The People’s Republic of China (PRC) is an authoritarian state in which the Chinese Communist Party (CCP) is the paramount authority. CCP members hold almost all top government and security apparatus positions. Ultimate authority rests with the CCP Central Committee’s 25-member Political Bureau (Politburo) and its seven-member Standing Committee.
Repression and coercion of organizations and individuals involved in civil and political rights advocacy as well as in public interest and ethnic minority issues remained severe in 2016. As in previous years, citizens did not have the right to choose their government and elections were restricted to the lowest local levels of governance. Authorities prevented independent candidates from running in those elections, such as delegates to local people’s congresses. Citizens had limited forms of redress against official abuse. Other serious human rights abuses included arbitrary or unlawful deprivation of life, executions without due process, illegal detentions at unofficial holding facilities known as “black jails,” torture and coerced confessions of prisoners, and detention and harassment of journalists, lawyers, writers, bloggers, dissidents, petitioners, and others whose actions the authorities deemed unacceptable. There was also a lack of due process in judicial proceedings, political control of courts and judges, closed trials, the use of administrative detention, failure to protect refugees and asylum seekers, extrajudicial disappearances of citizens, restrictions on nongovernmental organizations (NGOs), discrimination against women, minorities, and persons with disabilities. Authorities used extralegal measures, such as enforced disappearances and strict house arrest, to prevent public expression of critical opinions, and continued to censor and tightly control public discourse on the internet, and in print and other media. There was at least one widely reported extraterritorial disappearance that occurred during the year.

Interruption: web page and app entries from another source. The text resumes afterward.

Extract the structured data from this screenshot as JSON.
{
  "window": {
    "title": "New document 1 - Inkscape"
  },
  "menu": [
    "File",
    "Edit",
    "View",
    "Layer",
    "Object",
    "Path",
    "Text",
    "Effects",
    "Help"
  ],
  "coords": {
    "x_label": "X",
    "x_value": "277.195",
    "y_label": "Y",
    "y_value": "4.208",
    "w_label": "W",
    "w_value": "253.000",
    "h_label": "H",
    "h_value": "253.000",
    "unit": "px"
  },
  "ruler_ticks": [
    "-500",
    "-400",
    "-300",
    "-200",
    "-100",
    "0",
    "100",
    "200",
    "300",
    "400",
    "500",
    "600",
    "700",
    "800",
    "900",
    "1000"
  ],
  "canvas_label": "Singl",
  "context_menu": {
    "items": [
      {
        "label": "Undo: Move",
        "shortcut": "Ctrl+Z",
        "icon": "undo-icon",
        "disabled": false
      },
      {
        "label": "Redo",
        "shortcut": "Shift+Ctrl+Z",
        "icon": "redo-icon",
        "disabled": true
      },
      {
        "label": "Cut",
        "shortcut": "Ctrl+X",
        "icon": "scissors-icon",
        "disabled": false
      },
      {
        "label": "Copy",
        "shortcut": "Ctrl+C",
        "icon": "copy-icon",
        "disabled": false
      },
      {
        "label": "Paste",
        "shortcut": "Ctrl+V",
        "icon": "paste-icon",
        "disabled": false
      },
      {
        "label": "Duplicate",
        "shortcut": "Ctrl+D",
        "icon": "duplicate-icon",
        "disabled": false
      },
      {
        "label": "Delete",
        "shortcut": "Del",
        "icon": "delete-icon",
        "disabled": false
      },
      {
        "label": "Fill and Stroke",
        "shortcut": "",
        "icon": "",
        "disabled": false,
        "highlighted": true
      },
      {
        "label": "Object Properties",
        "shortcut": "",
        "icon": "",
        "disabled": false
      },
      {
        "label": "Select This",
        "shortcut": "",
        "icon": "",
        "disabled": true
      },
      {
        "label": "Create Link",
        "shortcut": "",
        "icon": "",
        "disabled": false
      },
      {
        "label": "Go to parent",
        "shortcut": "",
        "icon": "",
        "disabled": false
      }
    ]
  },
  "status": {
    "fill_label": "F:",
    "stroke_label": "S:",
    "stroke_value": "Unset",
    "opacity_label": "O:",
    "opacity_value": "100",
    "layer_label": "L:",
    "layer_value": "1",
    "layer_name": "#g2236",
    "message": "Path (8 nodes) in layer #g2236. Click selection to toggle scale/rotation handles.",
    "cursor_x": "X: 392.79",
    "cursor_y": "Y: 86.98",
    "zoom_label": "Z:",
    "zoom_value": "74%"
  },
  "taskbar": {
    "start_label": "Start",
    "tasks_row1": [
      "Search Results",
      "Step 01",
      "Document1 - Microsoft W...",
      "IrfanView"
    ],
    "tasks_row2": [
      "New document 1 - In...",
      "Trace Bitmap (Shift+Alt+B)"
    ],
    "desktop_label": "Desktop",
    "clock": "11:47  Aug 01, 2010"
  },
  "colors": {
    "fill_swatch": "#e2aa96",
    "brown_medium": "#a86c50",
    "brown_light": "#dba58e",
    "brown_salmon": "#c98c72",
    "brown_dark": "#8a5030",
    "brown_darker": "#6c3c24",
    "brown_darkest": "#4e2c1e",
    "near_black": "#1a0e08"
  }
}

Official repression of the freedoms of speech, religion, movement, association, and assembly of Tibetans in the Tibet Autonomous Region (TAR) and other Tibetan areas and of Uighurs in the Xinjiang Uighur Autonomous Region (XUAR) continued and were more severe than in other areas of the country. In the XUAR officials sometimes subjected individuals engaged in peaceful expression of political and religious views to arbitrary arrest, harassment, and expedited judicial procedures without due process in the name of combatting terrorism.
Authorities prosecuted a number of abuses of power through the court system, particularly with regard to corruption, but in most cases the CCP first investigated and punished officials using opaque internal party disciplinary procedures. The CCP continued to dominate the judiciary and controlled the appointment of all judges and in certain cases directly dictated the court’s ruling. Authorities targeted citizens who promoted independent efforts to combat abuses of power.